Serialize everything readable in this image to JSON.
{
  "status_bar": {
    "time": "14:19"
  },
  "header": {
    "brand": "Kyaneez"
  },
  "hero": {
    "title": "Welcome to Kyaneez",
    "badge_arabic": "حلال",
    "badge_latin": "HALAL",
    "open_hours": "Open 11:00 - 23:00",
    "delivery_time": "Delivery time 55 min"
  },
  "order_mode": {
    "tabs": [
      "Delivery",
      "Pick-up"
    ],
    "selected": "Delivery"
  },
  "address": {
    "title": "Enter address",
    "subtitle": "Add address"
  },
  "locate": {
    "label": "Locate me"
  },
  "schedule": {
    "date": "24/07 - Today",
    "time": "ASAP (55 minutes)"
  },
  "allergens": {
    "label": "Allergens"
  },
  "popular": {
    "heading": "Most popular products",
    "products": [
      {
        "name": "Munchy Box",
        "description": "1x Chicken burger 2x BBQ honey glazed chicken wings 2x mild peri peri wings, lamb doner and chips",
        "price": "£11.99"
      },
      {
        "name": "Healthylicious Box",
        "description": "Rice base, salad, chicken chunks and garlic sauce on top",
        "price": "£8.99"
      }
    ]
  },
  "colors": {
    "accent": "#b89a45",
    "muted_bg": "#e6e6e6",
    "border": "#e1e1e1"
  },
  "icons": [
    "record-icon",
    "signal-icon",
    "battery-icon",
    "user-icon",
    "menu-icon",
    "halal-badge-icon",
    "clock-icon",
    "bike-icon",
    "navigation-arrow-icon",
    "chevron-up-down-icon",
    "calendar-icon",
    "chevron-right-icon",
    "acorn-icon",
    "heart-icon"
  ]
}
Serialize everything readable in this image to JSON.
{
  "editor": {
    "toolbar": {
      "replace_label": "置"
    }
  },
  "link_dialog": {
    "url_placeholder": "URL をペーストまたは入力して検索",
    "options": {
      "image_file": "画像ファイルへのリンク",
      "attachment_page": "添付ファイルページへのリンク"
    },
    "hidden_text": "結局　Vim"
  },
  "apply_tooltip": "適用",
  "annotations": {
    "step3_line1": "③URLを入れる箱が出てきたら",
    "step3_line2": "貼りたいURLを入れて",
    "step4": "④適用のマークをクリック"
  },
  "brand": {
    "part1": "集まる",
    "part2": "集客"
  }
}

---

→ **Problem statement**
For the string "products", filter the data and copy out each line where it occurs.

→ **Output**
    "heading": "Most popular products",
    "products": [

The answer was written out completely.